Last week saw the incredible election of George Galloway in the Bradford-West by-election, sending the professional embarrassment back to the House of Commons. The election was a disaster for the three main parties in Parliament. The election has naturally given rise to speculation as to who else might be capable of winning an election. Ladbrokes, a betting agency based in the UK, has TAC contributing editor Peter Hitchens at 33/1 to win a seat before the next General Election (to put into comparison, the same website has Ron Paul at 66/1 to win the presidency). While the chances are slim of Hitchens choosing to run, his two blog posts on the subject make points worth exploring.
Hitchens would be an exciting addition to the British political scene. I have had the chance to see Hitchens in person twice, once at a Policy Exchange event in London were I had the opportunity to ask him about drug policy, and another where he argued for the effectiveness of smoking bans. While I disagree with Hitchens on both of these policies, he remains one of the strongest advocates of liberty and national sovereignty the United Kingdom has to offer. His book The Abolition of Liberty is a must-read for anyone on either side of the Atlantic. To have Hitchens running for Parliament would be refreshing and encouraging.
When discussing the possibility Hitchens makes clear that he will not be attempting to form another political party:
As I have said a thousand times, real political parties arise when there is a vacancy for them. There is, just now, no such vacancy.
Anything founded when there is no vacancy bears the same relation to a real party as a Hornby trainset does to the old Great Western Railway. You may call it a party, and make appropriate noises as you play with it on the sitting-room floor. But it will not be a party.
This observation is entirely true, and what Hitchens proposes instead seems to me to be a sensible way to move forward: the establishment of exploratory groups broadly sympathetic to the values of”Justice and Liberty.” This suggestion bears some resemblance to the Tea Party movement, though the British have an almost genetic aversion to grassroots political activism. However, small concentrations of concerned citizens, based locally and without the activism and populism of the Tea Party would be an encouraging sign. Hitchens rightly predicts that were this strategy adapted those interested should aim for a, “long, slow take-off.” Were such groups established, Hitchens claims that he would be happy to put his name forward.

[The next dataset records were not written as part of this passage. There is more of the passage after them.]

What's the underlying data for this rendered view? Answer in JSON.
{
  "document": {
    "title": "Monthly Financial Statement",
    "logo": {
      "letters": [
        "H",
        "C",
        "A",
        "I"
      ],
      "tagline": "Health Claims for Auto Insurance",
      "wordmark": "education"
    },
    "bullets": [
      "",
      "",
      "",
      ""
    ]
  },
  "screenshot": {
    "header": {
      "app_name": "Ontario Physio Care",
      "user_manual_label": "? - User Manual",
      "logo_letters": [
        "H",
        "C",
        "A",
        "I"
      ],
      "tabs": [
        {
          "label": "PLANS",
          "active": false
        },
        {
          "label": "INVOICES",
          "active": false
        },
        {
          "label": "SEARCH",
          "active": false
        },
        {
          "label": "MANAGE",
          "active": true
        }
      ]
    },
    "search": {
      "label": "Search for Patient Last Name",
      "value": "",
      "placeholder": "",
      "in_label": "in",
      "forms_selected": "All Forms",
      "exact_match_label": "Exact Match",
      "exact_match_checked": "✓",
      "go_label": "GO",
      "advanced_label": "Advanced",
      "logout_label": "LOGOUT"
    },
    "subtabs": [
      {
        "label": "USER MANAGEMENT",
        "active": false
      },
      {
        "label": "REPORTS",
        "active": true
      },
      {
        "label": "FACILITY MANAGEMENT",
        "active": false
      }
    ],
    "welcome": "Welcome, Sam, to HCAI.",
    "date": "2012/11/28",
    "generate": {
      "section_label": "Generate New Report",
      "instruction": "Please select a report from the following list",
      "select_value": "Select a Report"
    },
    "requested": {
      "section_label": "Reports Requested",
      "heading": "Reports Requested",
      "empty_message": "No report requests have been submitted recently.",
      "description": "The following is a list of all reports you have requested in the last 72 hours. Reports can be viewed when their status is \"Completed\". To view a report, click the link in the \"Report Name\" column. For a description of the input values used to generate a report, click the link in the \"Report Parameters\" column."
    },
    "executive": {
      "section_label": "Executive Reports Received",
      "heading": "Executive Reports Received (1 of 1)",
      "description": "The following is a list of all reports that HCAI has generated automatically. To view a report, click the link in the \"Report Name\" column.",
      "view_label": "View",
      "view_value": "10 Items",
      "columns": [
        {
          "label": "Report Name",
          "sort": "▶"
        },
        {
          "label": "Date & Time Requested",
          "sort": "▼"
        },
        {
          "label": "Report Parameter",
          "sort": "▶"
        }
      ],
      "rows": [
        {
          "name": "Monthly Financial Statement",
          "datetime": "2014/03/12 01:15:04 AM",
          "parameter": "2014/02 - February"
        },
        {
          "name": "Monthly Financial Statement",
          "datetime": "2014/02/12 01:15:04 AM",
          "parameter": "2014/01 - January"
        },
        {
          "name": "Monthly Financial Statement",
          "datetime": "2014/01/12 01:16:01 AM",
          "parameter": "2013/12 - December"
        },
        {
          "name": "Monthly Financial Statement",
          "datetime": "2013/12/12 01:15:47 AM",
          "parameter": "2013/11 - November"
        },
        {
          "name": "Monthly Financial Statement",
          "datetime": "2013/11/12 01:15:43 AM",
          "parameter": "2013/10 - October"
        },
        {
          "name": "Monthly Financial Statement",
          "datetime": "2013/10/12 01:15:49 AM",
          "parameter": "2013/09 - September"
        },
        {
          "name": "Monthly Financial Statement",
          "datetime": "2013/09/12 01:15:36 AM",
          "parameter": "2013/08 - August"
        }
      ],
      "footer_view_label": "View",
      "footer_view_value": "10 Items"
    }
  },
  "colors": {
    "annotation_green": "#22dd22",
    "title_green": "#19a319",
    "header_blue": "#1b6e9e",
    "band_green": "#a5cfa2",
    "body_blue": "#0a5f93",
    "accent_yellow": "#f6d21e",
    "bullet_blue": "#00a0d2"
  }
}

Another point worth noting is the observation Hitchens makes on the diminishing of tribal loyalty in the UK. The years of the coalition government have shown Tories that their party is not much different from Labour, and has produced some of the most comically inept opposition Parliament has seen in years. Ironically, the Liberal Democrats, who have managed to implement over 75% of their manifesto, have been hemorrhaging support. Hitchens characterizes those who supported the Tories in May 2010 in the following way: “The millions of patriots who voted Tory at the last Election committed an act of self-harming idiocy.” I was one of the patriotic idiots who voted Tory in the last general election, but I think the years since the beginning of Cameron’s premiership have only confirmed Hitchens’ assessment.
British conservatives should take seriously Hitchens’ points. The Tory party is an unpatriotic, inefficient vehicle for change in the UK, and more needs to be done at the local level to institute some change whenever by-elections occur. There is no point forming new political parties, but it is worth exploring who might rally under “Justice and Liberty.”
At the moment Peter Hitchens MP is still a thought experiment, something that unfortunately we will probably never see. But at least the first step has been taken, he is open to the idea.